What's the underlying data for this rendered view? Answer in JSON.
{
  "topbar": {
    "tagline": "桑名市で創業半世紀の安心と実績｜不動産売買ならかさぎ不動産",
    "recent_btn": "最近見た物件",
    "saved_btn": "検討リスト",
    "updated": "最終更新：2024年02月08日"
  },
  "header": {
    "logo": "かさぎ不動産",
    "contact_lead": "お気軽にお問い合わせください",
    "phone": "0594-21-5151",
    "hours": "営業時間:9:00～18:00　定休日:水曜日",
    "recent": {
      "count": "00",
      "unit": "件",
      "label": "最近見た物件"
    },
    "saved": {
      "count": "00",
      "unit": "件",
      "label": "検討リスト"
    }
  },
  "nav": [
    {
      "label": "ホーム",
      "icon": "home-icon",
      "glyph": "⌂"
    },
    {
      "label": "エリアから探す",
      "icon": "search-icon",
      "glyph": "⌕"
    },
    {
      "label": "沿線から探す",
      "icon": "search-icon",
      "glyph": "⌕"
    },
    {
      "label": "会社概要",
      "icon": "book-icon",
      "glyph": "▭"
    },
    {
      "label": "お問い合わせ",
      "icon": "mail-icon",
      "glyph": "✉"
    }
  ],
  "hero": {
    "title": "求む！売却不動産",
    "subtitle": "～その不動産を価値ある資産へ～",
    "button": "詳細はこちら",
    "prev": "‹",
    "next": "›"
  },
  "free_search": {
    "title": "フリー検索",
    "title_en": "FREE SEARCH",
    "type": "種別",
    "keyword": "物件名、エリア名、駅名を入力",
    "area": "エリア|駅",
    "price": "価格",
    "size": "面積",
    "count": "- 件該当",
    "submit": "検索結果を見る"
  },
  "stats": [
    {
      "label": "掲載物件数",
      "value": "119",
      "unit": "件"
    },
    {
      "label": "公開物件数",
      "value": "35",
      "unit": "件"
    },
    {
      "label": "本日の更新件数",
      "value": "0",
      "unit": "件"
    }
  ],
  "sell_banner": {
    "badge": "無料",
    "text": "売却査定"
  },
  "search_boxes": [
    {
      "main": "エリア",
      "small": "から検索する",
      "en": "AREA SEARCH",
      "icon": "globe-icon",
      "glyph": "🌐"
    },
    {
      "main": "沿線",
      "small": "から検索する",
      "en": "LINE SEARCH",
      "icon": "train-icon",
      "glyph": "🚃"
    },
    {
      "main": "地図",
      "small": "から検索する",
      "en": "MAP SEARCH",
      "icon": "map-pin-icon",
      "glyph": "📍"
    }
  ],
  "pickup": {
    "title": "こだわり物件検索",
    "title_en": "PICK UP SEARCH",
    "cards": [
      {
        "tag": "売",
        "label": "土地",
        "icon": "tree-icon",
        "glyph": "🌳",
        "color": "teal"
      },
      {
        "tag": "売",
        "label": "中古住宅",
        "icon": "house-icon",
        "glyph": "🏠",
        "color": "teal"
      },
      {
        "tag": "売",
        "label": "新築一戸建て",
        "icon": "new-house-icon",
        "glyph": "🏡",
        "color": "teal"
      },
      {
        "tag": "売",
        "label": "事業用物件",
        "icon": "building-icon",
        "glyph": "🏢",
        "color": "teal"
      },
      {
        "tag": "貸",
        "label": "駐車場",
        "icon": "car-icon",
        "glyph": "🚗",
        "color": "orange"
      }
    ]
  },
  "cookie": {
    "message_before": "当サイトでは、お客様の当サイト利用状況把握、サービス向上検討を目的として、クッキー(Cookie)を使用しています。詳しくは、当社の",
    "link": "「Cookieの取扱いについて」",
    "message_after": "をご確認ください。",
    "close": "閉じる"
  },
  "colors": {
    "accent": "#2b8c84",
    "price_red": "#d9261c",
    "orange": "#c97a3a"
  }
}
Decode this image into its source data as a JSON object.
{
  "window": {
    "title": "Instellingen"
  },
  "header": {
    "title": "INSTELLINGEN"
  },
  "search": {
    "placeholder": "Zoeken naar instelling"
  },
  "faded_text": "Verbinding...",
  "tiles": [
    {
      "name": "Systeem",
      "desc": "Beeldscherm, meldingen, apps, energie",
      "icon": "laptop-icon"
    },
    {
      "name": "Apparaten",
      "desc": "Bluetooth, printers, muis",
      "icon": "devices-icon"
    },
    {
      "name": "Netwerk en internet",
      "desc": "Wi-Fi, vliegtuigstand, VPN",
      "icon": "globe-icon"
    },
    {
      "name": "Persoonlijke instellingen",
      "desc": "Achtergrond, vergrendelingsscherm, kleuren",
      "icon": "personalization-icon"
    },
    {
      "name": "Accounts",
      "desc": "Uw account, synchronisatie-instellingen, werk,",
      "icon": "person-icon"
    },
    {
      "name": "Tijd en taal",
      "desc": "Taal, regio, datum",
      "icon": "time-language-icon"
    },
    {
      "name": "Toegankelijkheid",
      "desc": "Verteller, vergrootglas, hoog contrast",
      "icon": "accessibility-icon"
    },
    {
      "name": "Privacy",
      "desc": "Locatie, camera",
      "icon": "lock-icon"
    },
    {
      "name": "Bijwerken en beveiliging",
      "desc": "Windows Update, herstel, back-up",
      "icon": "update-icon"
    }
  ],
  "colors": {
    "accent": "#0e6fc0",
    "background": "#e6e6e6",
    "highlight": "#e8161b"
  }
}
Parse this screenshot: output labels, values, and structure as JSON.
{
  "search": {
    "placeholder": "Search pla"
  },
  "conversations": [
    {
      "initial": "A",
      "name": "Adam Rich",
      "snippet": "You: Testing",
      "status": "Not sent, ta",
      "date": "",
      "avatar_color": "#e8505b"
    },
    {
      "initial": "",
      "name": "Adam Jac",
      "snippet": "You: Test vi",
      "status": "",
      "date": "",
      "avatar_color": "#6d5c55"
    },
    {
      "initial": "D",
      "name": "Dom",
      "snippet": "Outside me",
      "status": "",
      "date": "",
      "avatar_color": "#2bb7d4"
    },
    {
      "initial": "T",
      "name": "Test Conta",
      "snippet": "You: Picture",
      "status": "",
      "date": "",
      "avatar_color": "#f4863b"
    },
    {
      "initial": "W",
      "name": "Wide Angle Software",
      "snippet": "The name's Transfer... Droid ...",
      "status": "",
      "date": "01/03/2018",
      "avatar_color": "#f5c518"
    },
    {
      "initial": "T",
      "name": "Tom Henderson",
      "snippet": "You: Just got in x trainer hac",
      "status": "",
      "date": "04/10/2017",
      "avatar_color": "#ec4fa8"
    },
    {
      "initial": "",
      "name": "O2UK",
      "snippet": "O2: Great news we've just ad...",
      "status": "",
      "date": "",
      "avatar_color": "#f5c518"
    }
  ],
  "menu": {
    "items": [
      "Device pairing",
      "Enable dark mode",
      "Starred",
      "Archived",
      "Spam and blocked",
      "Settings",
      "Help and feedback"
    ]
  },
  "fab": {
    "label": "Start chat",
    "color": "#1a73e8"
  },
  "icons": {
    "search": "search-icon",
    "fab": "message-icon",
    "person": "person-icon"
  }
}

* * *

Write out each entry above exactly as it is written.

* _Solution for this exercise_
What's the underlying data for this rendered view? Answer in JSON.
{
  "topbar": {
    "tagline": "桑名市で創業半世紀の安心と実績｜不動産売買ならかさぎ不動産",
    "recent_btn": "最近見た物件",
    "saved_btn": "検討リスト",
    "updated": "最終更新：2024年02月08日"
  },
  "header": {
    "logo": "かさぎ不動産",
    "contact_lead": "お気軽にお問い合わせください",
    "phone": "0594-21-5151",
    "hours": "営業時間:9:00～18:00　定休日:水曜日",
    "recent": {
      "count": "00",
      "unit": "件",
      "label": "最近見た物件"
    },
    "saved": {
      "count": "00",
      "unit": "件",
      "label": "検討リスト"
    }
  },
  "nav": [
    {
      "label": "ホーム",
      "icon": "home-icon",
      "glyph": "⌂"
    },
    {
      "label": "エリアから探す",
      "icon": "search-icon",
      "glyph": "⌕"
    },
    {
      "label": "沿線から探す",
      "icon": "search-icon",
      "glyph": "⌕"
    },
    {
      "label": "会社概要",
      "icon": "book-icon",
      "glyph": "▭"
    },
    {
      "label": "お問い合わせ",
      "icon": "mail-icon",
      "glyph": "✉"
    }
  ],
  "hero": {
    "title": "求む！売却不動産",
    "subtitle": "～その不動産を価値ある資産へ～",
    "button": "詳細はこちら",
    "prev": "‹",
    "next": "›"
  },
  "free_search": {
    "title": "フリー検索",
    "title_en": "FREE SEARCH",
    "type": "種別",
    "keyword": "物件名、エリア名、駅名を入力",
    "area": "エリア|駅",
    "price": "価格",
    "size": "面積",
    "count": "- 件該当",
    "submit": "検索結果を見る"
  },
  "stats": [
    {
      "label": "掲載物件数",
      "value": "119",
      "unit": "件"
    },
    {
      "label": "公開物件数",
      "value": "35",
      "unit": "件"
    },
    {
      "label": "本日の更新件数",
      "value": "0",
      "unit": "件"
    }
  ],
  "sell_banner": {
    "badge": "無料",
    "text": "売却査定"
  },
  "search_boxes": [
    {
      "main": "エリア",
      "small": "から検索する",
      "en": "AREA SEARCH",
      "icon": "globe-icon",
      "glyph": "🌐"
    },
    {
      "main": "沿線",
      "small": "から検索する",
      "en": "LINE SEARCH",
      "icon": "train-icon",
      "glyph": "🚃"
    },
    {
      "main": "地図",
      "small": "から検索する",
      "en": "MAP SEARCH",
      "icon": "map-pin-icon",
      "glyph": "📍"
    }
  ],
  "pickup": {
    "title": "こだわり物件検索",
    "title_en": "PICK UP SEARCH",
    "cards": [
      {
        "tag": "売",
        "label": "土地",
        "icon": "tree-icon",
        "glyph": "🌳",
        "color": "teal"
      },
      {
        "tag": "売",
        "label": "中古住宅",
        "icon": "house-icon",
        "glyph": "🏠",
        "color": "teal"
      },
      {
        "tag": "売",
        "label": "新築一戸建て",
        "icon": "new-house-icon",
        "glyph": "🏡",
        "color": "teal"
      },
      {
        "tag": "売",
        "label": "事業用物件",
        "icon": "building-icon",
        "glyph": "🏢",
        "color": "teal"
      },
      {
        "tag": "貸",
        "label": "駐車場",
        "icon": "car-icon",
        "glyph": "🚗",
        "color": "orange"
      }
    ]
  },
  "cookie": {
    "message_before": "当サイトでは、お客様の当サイト利用状況把握、サービス向上検討を目的として、クッキー(Cookie)を使用しています。詳しくは、当社の",
    "link": "「Cookieの取扱いについて」",
    "message_after": "をご確認ください。",
    "close": "閉じる"
  },
  "colors": {
    "accent": "#2b8c84",
    "price_red": "#d9261c",
    "orange": "#c97a3a"
  }
}
Decode this image into its source data as a JSON object.
{
  "window": {
    "title": "Instellingen"
  },
  "header": {
    "title": "INSTELLINGEN"
  },
  "search": {
    "placeholder": "Zoeken naar instelling"
  },
  "faded_text": "Verbinding...",
  "tiles": [
    {
      "name": "Systeem",
      "desc": "Beeldscherm, meldingen, apps, energie",
      "icon": "laptop-icon"
    },
    {
      "name": "Apparaten",
      "desc": "Bluetooth, printers, muis",
      "icon": "devices-icon"
    },
    {
      "name": "Netwerk en internet",
      "desc": "Wi-Fi, vliegtuigstand, VPN",
      "icon": "globe-icon"
    },
    {
      "name": "Persoonlijke instellingen",
      "desc": "Achtergrond, vergrendelingsscherm, kleuren",
      "icon": "personalization-icon"
    },
    {
      "name": "Accounts",
      "desc": "Uw account, synchronisatie-instellingen, werk,",
      "icon": "person-icon"
    },
    {
      "name": "Tijd en taal",
      "desc": "Taal, regio, datum",
      "icon": "time-language-icon"
    },
    {
      "name": "Toegankelijkheid",
      "desc": "Verteller, vergrootglas, hoog contrast",
      "icon": "accessibility-icon"
    },
    {
      "name": "Privacy",
      "desc": "Locatie, camera",
      "icon": "lock-icon"
    },
    {
      "name": "Bijwerken en beveiliging",
      "desc": "Windows Update, herstel, back-up",
      "icon": "update-icon"
    }
  ],
  "colors": {
    "accent": "#0e6fc0",
    "background": "#e6e6e6",
    "highlight": "#e8161b"
  }
}
Parse this screenshot: output labels, values, and structure as JSON.
{
  "search": {
    "placeholder": "Search pla"
  },
  "conversations": [
    {
      "initial": "A",
      "name": "Adam Rich",
      "snippet": "You: Testing",
      "status": "Not sent, ta",
      "date": "",
      "avatar_color": "#e8505b"
    },
    {
      "initial": "",
      "name": "Adam Jac",
      "snippet": "You: Test vi",
      "status": "",
      "date": "",
      "avatar_color": "#6d5c55"
    },
    {
      "initial": "D",
      "name": "Dom",
      "snippet": "Outside me",
      "status": "",
      "date": "",
      "avatar_color": "#2bb7d4"
    },
    {
      "initial": "T",
      "name": "Test Conta",
      "snippet": "You: Picture",
      "status": "",
      "date": "",
      "avatar_color": "#f4863b"
    },
    {
      "initial": "W",
      "name": "Wide Angle Software",
      "snippet": "The name's Transfer... Droid ...",
      "status": "",
      "date": "01/03/2018",
      "avatar_color": "#f5c518"
    },
    {
      "initial": "T",
      "name": "Tom Henderson",
      "snippet": "You: Just got in x trainer hac",
      "status": "",
      "date": "04/10/2017",
      "avatar_color": "#ec4fa8"
    },
    {
      "initial": "",
      "name": "O2UK",
      "snippet": "O2: Great news we've just ad...",
      "status": "",
      "date": "",
      "avatar_color": "#f5c518"
    }
  ],
  "menu": {
    "items": [
      "Device pairing",
      "Enable dark mode",
      "Starred",
      "Archived",
      "Spam and blocked",
      "Settings",
      "Help and feedback"
    ]
  },
  "fab": {
    "label": "Start chat",
    "color": "#1a73e8"
  },
  "icons": {
    "search": "search-icon",
    "fab": "message-icon",
    "person": "person-icon"
  }
}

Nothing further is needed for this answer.